§ TASK: Search the entries below. Return every line that has "this" in it.

§ SUPPLIED RECORDS:
──────────────────────────────
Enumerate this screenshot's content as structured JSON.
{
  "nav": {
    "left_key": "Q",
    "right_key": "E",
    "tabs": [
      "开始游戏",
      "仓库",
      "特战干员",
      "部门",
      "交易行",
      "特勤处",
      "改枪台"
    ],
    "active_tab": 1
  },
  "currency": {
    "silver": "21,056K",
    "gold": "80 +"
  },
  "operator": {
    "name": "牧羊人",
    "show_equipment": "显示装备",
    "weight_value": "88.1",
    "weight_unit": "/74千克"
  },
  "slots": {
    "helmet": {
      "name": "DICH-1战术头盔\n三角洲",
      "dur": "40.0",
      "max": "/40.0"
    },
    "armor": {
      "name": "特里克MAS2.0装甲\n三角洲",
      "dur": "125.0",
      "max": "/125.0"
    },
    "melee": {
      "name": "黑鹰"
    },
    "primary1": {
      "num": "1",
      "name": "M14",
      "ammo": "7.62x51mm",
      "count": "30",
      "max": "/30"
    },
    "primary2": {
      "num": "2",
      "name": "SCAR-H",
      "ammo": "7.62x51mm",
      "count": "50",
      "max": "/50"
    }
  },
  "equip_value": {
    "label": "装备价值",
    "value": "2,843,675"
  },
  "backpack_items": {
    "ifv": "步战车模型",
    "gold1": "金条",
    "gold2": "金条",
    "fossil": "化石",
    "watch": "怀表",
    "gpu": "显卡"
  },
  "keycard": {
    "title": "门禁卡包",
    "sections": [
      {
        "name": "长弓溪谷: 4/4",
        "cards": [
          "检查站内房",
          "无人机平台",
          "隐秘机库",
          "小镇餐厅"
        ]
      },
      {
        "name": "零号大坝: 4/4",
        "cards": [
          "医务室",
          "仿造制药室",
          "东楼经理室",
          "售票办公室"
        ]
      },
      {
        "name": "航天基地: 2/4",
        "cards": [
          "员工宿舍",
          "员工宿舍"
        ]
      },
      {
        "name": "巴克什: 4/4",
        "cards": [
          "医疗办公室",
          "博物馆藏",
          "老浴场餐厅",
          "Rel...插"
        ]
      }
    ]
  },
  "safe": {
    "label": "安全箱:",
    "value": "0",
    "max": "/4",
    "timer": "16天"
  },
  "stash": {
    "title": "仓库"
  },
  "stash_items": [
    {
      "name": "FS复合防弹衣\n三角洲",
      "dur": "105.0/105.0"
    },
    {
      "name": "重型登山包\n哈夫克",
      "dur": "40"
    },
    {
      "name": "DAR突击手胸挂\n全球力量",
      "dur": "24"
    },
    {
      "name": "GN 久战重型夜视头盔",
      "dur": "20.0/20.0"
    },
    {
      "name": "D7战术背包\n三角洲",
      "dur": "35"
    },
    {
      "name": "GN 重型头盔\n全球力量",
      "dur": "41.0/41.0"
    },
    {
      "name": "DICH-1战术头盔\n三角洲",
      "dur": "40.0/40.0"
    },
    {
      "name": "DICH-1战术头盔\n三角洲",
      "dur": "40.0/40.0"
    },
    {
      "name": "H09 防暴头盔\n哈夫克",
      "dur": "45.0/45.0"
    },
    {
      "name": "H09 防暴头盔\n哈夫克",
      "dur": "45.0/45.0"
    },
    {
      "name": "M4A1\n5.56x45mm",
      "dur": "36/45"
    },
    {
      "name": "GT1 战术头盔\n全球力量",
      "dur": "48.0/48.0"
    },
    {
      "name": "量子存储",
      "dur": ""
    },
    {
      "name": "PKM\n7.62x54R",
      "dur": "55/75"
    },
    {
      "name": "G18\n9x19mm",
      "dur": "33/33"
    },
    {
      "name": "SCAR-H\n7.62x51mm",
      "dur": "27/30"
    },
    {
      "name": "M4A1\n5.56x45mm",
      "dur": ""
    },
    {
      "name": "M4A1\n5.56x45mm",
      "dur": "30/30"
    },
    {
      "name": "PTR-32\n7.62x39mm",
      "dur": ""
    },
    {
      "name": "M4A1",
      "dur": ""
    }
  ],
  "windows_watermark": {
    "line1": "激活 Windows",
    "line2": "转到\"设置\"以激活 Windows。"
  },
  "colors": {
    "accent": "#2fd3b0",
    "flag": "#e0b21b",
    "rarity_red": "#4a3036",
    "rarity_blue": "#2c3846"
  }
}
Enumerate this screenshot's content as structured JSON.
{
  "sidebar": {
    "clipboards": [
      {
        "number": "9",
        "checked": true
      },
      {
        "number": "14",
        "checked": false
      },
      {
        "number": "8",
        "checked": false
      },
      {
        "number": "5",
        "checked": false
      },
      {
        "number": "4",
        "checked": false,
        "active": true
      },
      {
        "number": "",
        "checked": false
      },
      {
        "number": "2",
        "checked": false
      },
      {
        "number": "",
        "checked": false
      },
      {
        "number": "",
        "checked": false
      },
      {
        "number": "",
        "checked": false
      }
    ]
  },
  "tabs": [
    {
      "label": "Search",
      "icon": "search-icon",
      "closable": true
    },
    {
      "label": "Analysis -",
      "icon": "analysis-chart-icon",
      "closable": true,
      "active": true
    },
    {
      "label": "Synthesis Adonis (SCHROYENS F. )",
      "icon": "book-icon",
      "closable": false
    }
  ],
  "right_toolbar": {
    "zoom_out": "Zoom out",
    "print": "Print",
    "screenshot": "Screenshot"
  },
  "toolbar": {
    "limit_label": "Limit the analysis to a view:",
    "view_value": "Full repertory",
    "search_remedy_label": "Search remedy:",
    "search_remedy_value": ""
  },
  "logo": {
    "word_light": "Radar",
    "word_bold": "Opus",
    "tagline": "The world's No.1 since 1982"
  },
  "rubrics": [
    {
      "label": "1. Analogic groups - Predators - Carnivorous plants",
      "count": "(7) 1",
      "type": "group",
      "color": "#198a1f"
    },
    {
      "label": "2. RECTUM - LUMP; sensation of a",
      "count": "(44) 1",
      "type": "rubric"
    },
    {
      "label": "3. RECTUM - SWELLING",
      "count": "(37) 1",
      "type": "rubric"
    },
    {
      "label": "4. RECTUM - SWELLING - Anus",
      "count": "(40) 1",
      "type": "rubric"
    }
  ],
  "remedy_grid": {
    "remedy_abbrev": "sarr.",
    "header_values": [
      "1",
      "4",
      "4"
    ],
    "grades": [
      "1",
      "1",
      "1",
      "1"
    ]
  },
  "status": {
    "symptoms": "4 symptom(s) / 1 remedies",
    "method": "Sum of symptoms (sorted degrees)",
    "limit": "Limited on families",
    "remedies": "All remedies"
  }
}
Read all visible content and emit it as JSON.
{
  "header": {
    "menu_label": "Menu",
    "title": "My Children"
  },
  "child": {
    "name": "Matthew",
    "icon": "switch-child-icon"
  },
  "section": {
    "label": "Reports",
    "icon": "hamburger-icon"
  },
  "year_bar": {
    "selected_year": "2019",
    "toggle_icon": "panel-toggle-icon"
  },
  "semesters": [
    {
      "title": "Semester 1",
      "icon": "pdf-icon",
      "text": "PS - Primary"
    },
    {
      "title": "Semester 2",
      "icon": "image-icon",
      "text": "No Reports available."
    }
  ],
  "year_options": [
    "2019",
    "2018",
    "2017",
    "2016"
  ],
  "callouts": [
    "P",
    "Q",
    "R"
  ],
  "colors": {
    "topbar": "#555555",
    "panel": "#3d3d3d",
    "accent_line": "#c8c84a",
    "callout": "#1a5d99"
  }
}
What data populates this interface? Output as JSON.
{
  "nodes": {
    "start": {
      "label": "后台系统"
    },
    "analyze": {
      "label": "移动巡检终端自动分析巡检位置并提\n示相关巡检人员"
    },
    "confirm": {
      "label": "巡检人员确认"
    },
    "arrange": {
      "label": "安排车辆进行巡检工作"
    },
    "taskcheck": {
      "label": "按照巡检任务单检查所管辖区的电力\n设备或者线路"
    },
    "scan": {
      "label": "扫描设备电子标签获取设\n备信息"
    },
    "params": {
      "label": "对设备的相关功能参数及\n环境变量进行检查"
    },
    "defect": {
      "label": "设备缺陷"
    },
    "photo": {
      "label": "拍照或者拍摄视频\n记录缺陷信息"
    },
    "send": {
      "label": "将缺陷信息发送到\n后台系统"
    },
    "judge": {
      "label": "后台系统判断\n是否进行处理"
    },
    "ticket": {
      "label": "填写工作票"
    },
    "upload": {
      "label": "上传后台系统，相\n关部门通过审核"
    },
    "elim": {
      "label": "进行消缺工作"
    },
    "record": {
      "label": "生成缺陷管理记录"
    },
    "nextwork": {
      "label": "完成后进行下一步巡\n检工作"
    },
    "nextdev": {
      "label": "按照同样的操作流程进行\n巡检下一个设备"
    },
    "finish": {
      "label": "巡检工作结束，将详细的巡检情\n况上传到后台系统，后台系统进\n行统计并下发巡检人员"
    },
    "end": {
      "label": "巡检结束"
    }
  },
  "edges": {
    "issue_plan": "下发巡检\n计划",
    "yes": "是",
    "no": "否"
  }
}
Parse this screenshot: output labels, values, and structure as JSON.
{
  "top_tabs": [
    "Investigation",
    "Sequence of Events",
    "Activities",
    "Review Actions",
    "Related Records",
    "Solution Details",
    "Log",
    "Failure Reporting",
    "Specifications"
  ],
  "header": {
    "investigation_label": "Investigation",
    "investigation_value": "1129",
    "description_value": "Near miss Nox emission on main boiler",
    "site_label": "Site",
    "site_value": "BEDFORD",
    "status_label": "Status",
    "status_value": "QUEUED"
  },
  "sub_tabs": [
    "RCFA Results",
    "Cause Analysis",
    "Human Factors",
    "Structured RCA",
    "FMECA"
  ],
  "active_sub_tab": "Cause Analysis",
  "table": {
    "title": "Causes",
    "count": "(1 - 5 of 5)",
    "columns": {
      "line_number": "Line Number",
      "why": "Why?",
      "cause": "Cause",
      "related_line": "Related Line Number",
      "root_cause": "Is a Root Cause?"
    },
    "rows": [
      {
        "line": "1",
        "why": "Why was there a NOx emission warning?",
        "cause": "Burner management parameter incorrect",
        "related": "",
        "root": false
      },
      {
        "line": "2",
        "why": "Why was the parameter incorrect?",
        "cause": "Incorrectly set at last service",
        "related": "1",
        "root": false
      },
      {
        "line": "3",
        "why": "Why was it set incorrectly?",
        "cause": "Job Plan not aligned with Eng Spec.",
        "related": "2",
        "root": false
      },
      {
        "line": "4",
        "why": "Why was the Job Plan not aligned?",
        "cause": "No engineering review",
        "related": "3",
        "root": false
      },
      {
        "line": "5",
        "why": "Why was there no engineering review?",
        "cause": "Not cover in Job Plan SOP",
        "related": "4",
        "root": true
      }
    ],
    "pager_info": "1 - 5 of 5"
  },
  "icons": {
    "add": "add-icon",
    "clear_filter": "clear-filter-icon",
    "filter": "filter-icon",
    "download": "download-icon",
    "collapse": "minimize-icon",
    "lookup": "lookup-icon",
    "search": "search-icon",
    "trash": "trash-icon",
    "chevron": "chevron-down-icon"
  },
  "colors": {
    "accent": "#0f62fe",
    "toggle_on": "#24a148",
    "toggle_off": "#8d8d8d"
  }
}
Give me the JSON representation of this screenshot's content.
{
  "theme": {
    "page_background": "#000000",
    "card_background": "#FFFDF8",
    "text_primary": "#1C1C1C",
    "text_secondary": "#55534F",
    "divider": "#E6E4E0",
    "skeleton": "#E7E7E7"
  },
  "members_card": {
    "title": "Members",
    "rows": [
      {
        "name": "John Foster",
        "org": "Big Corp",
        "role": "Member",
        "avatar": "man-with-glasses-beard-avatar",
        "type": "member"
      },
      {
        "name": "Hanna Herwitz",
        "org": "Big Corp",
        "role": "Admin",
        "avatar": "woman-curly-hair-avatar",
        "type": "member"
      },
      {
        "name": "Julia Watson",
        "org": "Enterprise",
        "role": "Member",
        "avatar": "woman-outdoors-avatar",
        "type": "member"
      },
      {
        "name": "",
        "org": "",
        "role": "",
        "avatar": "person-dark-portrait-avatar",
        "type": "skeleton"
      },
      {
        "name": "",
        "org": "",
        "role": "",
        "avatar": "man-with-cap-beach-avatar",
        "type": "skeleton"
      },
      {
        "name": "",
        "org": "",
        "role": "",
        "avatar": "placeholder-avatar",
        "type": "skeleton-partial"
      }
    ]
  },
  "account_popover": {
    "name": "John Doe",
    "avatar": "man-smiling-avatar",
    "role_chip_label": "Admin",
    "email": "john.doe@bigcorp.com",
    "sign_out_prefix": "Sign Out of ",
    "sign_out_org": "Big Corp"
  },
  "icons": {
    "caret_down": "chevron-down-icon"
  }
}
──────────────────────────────
§ YOUR SOLUTION:
Enumerate this screenshot's content as structured JSON.
Enumerate this screenshot's content as structured JSON.
What data populates this interface? Output as JSON.
Parse this screenshot: output labels, values, and structure as JSON.
Give me the JSON representation of this screenshot's content.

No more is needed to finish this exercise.